KARACHI: Social reformer and voice of the peasants of Sindh Qazi Faiz Mohammed’s 33rd death anniversary was observed amid much fanfare and a tribute to the iconic figure was organised at the open-air theatre of the Arts Council of Pakistan on Tuesday.
A lawyer by profession, Qazi Faiz dedicated his life towards fighting for the marginalised and the downtrodden, and yet that was merely a fraction of what his life represented. He was a politician, an esteemed novelist, a proponent of secularism, and a profound lover of classical and Sufi music. The ceremony organised to mark his various contributions was an apt summary of Qazi Faiz’s two great loves; it started with a social and political dialogue, and ended on a musical note.
Human rights activist Asma Jahangir presided over the occasion and spoke about the significance of the many battles Qazi Faiz took up. “I was optimistic that at Qazi Faiz sahib’s death anniversary there would be a large representation of the haris [landless peasants]; however, that is not the case.”
She also spoke about the importance of remembering the contributions of past reformers and thinkers who were also part of the political arena. According to her, their ideals and integrity have been forgotten, as is evident from the situation the country finds itself in.
“By studying the lessons taught by men like Qazi Faiz, we can finish off the feudal mindset that is rampant in the country, be it in politics or in the cricket field,” she said. “We are slaves to this mindset and are unable to think beyond out towns, our provinces or even our country.”
Prof Dr Syed Jaffar Ahmed, director of the Pakistan Study Centre, shed light on the political life of Qazi Faiz. According to Dr Jaffar, Qazi Faiz was “a political figure who deserved being in the political arena as he conveyed a distinct vision of politics which centred around the principles of helping people, love for one’s country, and extending equal rights to each and every person. A democrat and a secularist, Qazi Faiz was born at the time of slavery and fought all his life against this reality.”
As a student Qazi Faiz took part in many demonstrations that are at the centre of our political history, said Dr Jaffar. One such was his involvement in the Khilafat movement. Another example was him being part of protests against the Simon Commission between 1928 and 1929.
“However, his most significant association was with the Sindh Hari Committee, which saw him take a stand against the Sindh jagirdari system,” he said.
Dr Jaffar also praised the organisers for such an important event and encouraged them to host similar seminars in all the provinces of Pakistan.

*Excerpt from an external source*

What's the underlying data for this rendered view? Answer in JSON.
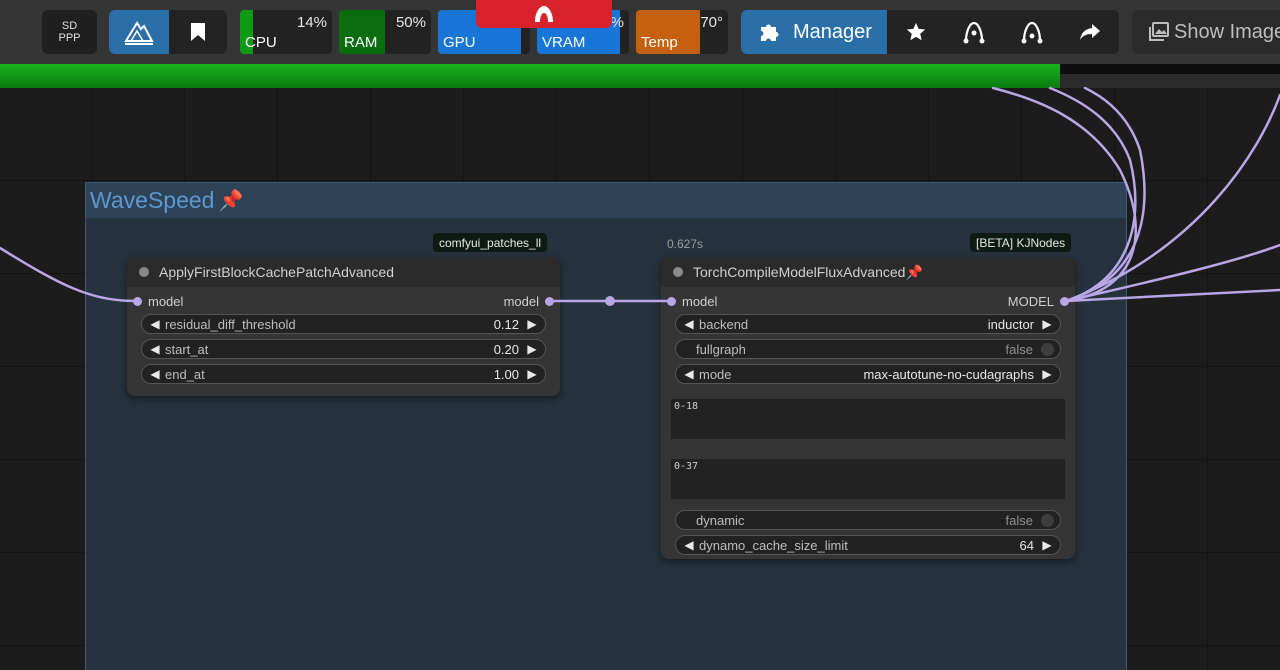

Qazi Faiz’s son, Javed Ahmed Qazi was also present at the ceremony and spoke about the moment when his father was awarded the ‘Friends of Liberation War Honour’ for raising his voice during the war in 1971.
In contrast to the other speeches, Javed Qazi’s was an impassioned one that had him, and many in the audience, in tears. “I am proud to say the issues my father gave importance to and fought for all his life, were important ones.”
He also alluded to the times his father was jailed and how his mother took care of the family in his absence. All these were part of the many contributions that Qazi Faiz professed, alongside the principles of equality and harmony among all religions.
A documentary was also aired in which old snapshots from the life of Qazi Faiz were displayed and testimonials by several of his contemporaries and juniors were included.
The musical line-up that paid homage to Qazi Faiz included performances by Sheema Kermani, Shafi Fakir, Saif Samejo, Fakirs of Shah Bhitai, Fakir Jamaluddin of Daraza Sharif and Fakirs of Jhok Sharif.
Published in Dawn, October 14th, 2015